Unfazed by Haters, This Bug-Loving 8-Year-Old Helped Author a Scientific Paper
Original image
iStock

Sophia Spencer's passion for insects felt perfectly normal to her and her mom. But some kids in the Canadian second-grader's class disagreed, and they didn't make an effort to hide their disgust from Sophia. "She is often teased at school by her peers because she will proudly display her current bug friend on her shoulder," her mom Nicole wrote in a letter that was widely shared on Twitter. But instead of letting bullies discourage her, Sophia held on to her love of all things creepy-crawly. That dedication has since paid off: At just 8 years old, Sophia is now the co-author of a scientific paper published in an entomology journal.

According to Science Alert, the story started when Nicole Spencer wrote to the Entomological Society of Canada (ESC) in search of a mentor to support her daughter in pursuing her hobby. "She has asked me for over a year if this is a job she can do one day, exploring and learning more about bugs and insects. I have told her that of course she could; however, I am at a loss on how to continue to encourage her in this field of science," she wrote. She then went on to ask if there were any entomologists willing to talk with Sophia about bugs and how to turn her passion into a career, writing, "I want her to know from an expert that she is not weird or strange (what kids call her) for loving bugs and insects."

The response was overwhelmingly positive. ESC shared Nicole Spencer's message on Twitter, calling on entomologists to reach out so they could be connected with Sophia. Bug-studying scientists replied with offers of books, supplies, and email addresses for sharing advice. Entomologist Jessica L Ware wrote, "she can contact my lab anytime! We are happy to send her papers, nets, whatever will keep her entomology passion going!" Another reply came from ecology professor Julia Koricheva: "I've been that girl, became an entomologist & still proudly wear bugs on my shoulder."

The tweet was so successful that it's become the subject of its own scientific publication. The paper, titled "Engaging for a Good Cause: Sophia's Story and Why #BugsR4Girls," appears in a science communication edition of the entomology journal Annals of the Entomological Society of America. In it, lead author Morgan Jackson—who sent out ESC's original tweet enlisting help for Sophia—writes about the impact Sophia's story had and how social media can be used as a tool by scientists. Sophia herself is listed as a co-author, and her section affirms that bugs are indeed awesome. "My favorite bugs are snails, slugs, and caterpillars, but my favorite one of all is grasshoppers. Last year in the fall I had a best bug friend and his name was Hoppers," she wrote.

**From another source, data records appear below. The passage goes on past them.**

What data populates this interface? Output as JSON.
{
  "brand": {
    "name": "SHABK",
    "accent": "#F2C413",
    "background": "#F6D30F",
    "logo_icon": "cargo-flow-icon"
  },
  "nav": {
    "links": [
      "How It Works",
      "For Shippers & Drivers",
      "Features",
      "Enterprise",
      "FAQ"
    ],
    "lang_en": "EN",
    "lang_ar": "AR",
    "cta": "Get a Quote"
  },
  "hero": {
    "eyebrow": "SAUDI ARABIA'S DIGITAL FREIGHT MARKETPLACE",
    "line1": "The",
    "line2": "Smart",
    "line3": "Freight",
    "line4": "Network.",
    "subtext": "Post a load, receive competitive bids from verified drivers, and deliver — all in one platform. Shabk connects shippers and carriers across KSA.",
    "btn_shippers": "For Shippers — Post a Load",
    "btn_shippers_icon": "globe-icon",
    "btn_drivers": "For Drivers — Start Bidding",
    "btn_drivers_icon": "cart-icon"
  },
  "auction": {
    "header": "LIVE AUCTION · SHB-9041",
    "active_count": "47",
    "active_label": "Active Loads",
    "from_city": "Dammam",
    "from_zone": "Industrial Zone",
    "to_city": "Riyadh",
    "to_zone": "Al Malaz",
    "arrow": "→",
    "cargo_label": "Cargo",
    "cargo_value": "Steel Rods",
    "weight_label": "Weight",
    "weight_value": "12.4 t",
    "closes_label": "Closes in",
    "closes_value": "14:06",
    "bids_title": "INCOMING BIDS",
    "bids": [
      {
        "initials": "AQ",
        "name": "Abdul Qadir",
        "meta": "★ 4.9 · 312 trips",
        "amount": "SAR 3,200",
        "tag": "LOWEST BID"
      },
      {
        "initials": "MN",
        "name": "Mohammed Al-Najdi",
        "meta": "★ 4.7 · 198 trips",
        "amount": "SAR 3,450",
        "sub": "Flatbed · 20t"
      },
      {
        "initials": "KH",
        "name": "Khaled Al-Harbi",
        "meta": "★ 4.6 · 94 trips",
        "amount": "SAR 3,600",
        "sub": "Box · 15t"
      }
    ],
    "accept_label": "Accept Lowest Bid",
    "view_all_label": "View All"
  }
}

Sophia also describes how the project made her feel more confident about her love of bugs. "It felt good to have so many people support me, and it was cool to see other girls and grown-ups studying bugs. It made me feel like I could do it too, and I definitely, definitely, definitely want to study bugs when I grow up, probably grasshoppers," she wrote. Sophia has even managed to open the eyes of some of her peers since going viral: "I told my best friend and her sister about bugs, and now they think they're cool, and her sister will pick up any bug! I think other girls who saw my story would like to study bugs too."

[h/t Science Alert]

SECTIONS

arrow
LIVE SMARTER
More from mental floss studios